INDIVIDUAL WORK SPACE
Why should I do it?
- Helps students with poor attention and focus
- Students with behavior problems can be more easily managed
- Increases attending behaviors
- Improves work production and listening
- Minimizes distractions
When should I do it?
- When a student is off task, inattentive, or distractible
- When a student is acting out, disruptive, off task, talking, exhibiting outbursts, etc
- When students are off task, talking out of turn, making noises, drawing attention to themselves, etc
How do I do it?
- If you have study carrels or dividers, you may use these to create a work space for a student
- Consider moving the student’s desk near the teacher
- Setting up books or strategically positioning the student near or around objects in the room can act as natural dividers, like tables, shelves, walls, etc.
- You may set up a separate work space for a student in addition to their normal desk or seating location, for example at a table near the teacher

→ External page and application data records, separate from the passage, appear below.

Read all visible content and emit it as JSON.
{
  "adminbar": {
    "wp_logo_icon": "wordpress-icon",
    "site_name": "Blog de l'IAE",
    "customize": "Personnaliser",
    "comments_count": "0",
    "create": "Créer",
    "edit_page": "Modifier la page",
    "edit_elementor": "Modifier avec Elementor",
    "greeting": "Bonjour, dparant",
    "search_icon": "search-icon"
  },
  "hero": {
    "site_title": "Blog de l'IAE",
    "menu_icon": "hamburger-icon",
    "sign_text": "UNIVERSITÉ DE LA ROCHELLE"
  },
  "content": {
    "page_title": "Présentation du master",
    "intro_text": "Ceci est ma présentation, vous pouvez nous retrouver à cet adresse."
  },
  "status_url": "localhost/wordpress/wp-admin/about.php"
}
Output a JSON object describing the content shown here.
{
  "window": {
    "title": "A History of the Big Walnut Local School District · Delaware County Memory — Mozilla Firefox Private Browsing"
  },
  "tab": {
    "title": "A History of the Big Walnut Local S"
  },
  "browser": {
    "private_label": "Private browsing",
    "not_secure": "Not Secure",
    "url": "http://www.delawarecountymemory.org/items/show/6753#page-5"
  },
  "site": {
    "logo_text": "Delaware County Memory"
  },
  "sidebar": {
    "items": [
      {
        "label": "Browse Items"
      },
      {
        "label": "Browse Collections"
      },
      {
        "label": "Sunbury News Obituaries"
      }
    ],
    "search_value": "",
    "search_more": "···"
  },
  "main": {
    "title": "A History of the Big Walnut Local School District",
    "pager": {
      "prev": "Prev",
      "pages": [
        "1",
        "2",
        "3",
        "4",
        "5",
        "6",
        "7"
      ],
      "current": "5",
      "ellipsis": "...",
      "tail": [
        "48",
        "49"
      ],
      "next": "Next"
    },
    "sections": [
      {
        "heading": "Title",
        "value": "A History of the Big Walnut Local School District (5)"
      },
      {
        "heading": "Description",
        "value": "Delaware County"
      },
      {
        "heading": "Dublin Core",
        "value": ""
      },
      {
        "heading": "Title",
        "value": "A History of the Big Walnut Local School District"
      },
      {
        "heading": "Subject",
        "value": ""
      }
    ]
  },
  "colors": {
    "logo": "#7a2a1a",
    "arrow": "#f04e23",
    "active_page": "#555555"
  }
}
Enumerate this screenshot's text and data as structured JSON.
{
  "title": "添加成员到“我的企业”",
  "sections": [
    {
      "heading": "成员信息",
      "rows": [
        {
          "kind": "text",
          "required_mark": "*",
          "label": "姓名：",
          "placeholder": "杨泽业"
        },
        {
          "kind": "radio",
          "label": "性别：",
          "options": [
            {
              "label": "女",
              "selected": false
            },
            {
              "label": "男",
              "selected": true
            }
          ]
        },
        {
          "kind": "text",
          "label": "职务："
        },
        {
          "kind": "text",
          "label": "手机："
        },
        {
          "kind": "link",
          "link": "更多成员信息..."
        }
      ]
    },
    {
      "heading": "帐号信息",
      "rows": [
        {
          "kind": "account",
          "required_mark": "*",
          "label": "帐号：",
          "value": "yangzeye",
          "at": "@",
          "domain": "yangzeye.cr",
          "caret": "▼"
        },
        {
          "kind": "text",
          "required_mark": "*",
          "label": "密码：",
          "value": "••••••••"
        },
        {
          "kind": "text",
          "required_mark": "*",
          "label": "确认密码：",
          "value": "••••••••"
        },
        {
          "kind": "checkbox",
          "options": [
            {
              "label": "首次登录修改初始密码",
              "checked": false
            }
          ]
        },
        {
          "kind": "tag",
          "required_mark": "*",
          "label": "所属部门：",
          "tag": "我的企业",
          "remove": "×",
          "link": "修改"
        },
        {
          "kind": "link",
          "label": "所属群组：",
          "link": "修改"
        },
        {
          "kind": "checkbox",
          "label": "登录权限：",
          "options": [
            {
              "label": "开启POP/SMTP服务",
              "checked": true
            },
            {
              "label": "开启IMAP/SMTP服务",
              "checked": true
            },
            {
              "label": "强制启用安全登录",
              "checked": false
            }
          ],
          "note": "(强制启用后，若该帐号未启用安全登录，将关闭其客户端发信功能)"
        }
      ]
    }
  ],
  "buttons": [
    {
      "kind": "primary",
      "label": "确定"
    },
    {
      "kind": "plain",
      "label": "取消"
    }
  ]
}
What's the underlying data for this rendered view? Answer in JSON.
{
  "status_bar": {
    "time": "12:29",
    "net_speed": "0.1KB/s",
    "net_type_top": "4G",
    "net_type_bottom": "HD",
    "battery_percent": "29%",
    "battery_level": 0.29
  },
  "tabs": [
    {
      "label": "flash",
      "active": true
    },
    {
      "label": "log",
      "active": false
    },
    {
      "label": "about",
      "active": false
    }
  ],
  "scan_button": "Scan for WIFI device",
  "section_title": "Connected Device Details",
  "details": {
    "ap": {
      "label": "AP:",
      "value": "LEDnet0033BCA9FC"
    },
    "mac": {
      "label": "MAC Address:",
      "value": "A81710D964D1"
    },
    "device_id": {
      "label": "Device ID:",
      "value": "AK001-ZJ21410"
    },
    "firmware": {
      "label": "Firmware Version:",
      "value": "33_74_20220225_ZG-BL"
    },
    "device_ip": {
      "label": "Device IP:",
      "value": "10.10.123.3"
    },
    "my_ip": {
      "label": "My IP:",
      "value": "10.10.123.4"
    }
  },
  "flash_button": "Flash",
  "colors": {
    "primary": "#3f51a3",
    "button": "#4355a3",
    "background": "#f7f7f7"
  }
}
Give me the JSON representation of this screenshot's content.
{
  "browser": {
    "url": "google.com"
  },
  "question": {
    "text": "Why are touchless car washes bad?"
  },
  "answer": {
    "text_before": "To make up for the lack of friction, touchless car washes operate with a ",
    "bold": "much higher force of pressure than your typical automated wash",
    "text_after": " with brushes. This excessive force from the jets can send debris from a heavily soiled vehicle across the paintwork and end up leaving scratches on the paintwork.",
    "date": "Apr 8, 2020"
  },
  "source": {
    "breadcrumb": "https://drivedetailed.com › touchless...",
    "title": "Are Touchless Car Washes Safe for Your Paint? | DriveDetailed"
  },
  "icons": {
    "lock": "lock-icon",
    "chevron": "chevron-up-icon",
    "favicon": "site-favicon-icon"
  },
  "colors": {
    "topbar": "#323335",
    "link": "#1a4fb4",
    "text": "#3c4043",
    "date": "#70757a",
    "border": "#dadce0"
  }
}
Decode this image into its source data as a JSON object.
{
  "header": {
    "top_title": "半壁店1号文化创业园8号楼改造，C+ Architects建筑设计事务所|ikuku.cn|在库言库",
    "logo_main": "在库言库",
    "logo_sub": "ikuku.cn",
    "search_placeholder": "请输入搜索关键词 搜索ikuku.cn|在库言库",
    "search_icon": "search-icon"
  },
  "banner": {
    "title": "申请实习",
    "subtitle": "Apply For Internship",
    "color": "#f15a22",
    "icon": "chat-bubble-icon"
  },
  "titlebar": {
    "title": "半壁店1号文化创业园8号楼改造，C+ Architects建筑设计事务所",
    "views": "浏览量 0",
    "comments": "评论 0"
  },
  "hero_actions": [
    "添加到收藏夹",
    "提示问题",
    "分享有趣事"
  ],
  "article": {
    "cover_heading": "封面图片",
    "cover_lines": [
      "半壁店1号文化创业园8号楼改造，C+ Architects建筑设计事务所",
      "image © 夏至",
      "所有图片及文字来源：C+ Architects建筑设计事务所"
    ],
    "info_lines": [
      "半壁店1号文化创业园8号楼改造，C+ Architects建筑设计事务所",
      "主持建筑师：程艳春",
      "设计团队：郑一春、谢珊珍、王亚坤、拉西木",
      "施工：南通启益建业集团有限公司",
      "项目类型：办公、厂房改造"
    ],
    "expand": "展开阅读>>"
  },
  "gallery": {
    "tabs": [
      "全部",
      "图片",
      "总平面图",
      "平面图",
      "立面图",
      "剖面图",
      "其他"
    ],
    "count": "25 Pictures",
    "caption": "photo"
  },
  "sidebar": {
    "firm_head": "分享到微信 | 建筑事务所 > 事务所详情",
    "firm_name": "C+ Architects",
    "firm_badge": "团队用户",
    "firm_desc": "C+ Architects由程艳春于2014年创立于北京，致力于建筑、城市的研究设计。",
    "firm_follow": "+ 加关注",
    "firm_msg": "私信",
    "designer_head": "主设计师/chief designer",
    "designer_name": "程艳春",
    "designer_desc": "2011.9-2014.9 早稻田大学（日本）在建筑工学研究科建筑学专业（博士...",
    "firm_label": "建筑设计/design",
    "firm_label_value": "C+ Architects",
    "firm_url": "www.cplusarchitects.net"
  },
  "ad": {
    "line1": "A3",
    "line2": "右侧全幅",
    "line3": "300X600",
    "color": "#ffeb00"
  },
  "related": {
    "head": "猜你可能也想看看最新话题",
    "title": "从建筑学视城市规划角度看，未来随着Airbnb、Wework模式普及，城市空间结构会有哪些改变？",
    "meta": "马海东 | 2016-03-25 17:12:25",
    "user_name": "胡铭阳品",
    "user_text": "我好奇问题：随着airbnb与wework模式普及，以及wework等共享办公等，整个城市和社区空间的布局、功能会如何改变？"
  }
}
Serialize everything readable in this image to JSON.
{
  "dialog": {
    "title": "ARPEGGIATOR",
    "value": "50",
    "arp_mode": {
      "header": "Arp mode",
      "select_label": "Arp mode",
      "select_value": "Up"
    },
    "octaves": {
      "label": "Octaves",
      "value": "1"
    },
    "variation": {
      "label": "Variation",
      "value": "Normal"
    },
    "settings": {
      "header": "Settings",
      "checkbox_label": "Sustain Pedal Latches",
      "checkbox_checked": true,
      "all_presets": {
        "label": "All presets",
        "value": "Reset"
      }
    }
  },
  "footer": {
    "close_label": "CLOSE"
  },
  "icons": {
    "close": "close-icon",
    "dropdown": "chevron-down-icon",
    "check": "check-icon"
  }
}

- Students may do well with sound isolating earphones to block out sound in addition to an individual work space